What lines of the data below hold the string "JSON"? Copy each one out.

####

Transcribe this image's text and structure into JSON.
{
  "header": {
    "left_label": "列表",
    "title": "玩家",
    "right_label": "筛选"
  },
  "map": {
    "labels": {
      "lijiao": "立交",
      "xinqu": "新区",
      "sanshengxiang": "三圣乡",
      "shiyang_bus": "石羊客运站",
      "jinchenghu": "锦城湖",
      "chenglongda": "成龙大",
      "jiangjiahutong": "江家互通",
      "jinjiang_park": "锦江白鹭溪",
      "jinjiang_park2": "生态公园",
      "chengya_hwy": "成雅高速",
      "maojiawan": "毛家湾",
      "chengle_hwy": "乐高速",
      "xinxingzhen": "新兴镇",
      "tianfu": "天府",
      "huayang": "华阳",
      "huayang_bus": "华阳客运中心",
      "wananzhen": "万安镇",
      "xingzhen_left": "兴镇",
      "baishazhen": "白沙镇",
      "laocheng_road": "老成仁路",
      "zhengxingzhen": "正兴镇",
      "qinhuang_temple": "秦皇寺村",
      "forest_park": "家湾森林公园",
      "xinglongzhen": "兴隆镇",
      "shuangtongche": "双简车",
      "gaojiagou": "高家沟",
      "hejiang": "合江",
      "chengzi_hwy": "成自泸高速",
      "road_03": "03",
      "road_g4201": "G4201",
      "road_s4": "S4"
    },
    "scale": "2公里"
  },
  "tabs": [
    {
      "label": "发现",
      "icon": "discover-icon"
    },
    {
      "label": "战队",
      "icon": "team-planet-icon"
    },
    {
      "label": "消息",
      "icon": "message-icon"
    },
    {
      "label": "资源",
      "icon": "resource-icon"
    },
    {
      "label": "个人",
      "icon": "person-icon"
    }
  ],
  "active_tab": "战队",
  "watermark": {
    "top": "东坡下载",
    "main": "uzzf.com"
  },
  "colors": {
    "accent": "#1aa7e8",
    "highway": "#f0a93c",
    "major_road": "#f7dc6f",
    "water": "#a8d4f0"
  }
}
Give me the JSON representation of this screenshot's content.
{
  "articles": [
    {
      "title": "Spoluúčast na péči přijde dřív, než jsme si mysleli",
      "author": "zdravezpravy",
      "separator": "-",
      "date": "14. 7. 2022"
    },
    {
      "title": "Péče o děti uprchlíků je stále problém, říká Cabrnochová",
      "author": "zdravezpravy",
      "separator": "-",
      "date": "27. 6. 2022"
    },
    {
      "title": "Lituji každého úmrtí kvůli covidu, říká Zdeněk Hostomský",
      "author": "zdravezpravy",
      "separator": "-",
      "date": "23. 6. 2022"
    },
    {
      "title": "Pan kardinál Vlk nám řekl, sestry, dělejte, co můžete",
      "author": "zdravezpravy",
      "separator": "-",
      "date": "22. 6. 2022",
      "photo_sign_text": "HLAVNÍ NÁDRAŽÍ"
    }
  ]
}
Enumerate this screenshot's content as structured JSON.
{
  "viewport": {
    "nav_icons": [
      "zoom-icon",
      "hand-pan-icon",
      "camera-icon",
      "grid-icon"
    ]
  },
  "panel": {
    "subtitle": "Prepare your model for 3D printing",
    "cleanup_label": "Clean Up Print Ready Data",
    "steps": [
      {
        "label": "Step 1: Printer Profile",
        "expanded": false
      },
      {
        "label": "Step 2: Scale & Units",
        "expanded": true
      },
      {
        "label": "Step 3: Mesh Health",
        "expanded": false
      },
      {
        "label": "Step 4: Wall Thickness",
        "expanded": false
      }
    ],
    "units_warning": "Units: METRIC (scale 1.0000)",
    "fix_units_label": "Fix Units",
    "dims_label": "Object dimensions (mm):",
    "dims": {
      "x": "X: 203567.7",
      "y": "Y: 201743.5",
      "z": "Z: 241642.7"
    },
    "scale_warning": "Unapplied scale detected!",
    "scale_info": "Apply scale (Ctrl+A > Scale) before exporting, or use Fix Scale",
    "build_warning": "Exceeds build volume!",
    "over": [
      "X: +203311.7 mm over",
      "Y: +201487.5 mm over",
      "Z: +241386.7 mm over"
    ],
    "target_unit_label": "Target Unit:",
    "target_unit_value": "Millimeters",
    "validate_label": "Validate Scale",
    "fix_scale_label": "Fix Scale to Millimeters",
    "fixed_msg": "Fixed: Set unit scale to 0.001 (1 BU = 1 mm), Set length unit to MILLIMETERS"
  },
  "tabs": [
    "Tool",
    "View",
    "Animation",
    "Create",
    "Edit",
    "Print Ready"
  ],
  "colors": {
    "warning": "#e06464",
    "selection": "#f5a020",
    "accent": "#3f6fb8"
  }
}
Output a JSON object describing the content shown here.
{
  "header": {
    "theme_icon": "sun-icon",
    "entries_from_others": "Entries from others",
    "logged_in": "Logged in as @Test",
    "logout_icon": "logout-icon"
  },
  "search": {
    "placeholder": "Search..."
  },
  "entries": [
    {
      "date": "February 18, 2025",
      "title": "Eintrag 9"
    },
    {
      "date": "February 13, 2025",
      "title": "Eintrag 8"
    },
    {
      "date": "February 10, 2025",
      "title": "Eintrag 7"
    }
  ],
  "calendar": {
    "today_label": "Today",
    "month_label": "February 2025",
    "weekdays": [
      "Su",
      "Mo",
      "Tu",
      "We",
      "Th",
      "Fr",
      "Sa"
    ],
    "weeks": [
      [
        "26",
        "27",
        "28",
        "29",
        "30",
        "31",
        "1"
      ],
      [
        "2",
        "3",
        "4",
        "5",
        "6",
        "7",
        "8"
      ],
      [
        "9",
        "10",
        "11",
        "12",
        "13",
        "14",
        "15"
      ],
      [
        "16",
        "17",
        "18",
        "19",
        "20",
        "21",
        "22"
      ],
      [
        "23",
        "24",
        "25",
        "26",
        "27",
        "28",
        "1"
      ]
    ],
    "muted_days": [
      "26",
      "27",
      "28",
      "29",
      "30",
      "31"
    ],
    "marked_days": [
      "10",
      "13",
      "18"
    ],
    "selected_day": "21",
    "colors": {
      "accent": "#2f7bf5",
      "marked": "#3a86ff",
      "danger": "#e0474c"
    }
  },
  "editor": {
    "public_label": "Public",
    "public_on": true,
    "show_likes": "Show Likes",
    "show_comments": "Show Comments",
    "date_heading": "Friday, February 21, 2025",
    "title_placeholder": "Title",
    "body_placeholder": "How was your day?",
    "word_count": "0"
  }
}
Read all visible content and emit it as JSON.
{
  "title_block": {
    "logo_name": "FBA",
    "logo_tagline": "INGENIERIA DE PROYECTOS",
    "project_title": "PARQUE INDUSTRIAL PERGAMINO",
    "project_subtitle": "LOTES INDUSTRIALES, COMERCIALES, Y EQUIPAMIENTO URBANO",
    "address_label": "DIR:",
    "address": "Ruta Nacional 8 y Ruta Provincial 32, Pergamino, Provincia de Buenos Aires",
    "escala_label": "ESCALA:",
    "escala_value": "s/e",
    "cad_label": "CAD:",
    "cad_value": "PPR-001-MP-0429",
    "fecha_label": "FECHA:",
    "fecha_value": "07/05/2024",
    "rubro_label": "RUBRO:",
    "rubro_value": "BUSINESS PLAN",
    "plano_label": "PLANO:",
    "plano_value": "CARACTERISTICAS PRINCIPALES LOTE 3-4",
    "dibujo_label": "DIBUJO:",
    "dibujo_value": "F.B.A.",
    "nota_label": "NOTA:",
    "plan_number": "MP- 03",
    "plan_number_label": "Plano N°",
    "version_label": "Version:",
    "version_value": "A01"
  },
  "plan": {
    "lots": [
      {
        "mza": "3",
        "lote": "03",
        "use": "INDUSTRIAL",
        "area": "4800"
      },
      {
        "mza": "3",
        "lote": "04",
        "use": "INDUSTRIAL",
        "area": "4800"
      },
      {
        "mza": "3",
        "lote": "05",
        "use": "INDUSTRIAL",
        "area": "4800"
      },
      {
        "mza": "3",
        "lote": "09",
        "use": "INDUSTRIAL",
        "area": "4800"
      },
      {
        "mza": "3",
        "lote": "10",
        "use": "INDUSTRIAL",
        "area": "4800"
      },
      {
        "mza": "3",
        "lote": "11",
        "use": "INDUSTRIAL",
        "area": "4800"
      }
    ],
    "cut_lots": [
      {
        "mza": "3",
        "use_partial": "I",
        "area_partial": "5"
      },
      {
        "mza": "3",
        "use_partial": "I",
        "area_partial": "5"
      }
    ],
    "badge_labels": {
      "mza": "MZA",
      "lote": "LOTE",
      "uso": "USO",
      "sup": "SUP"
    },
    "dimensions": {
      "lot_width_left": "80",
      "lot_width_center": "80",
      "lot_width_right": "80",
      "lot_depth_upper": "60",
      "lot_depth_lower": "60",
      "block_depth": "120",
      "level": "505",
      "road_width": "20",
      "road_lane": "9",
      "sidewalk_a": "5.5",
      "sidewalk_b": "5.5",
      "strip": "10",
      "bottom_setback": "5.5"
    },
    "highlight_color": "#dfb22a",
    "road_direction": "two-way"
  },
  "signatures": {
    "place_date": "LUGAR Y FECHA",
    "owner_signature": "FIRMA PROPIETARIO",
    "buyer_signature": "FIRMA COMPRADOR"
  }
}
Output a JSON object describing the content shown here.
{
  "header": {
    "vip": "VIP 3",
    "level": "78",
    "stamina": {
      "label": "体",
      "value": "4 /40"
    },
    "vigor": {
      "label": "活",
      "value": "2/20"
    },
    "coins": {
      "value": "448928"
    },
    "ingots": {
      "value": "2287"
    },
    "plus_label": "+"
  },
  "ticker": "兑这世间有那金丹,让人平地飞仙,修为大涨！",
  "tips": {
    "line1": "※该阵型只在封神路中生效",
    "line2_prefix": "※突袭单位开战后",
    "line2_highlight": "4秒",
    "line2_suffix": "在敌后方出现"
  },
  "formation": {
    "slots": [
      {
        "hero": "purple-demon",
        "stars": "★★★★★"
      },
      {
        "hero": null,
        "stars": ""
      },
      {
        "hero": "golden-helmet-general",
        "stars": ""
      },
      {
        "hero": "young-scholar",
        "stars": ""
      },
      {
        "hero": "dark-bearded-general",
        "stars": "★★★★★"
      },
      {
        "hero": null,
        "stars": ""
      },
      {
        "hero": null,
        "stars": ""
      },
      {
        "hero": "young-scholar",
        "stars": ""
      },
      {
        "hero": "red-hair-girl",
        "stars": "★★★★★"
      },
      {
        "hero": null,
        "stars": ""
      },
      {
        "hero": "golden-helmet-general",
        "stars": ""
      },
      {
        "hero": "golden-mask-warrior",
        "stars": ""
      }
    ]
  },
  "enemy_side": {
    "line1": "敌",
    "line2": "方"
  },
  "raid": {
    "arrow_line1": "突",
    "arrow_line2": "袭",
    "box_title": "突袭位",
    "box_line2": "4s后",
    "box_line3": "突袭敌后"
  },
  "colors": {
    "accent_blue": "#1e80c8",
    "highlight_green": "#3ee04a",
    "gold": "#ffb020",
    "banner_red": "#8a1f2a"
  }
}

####

**Task answer:**
Transcribe this image's text and structure into JSON.
Give me the JSON representation of this screenshot's content.
Enumerate this screenshot's content as structured JSON.
Output a JSON object describing the content shown here.
Read all visible content and emit it as JSON.
Output a JSON object describing the content shown here.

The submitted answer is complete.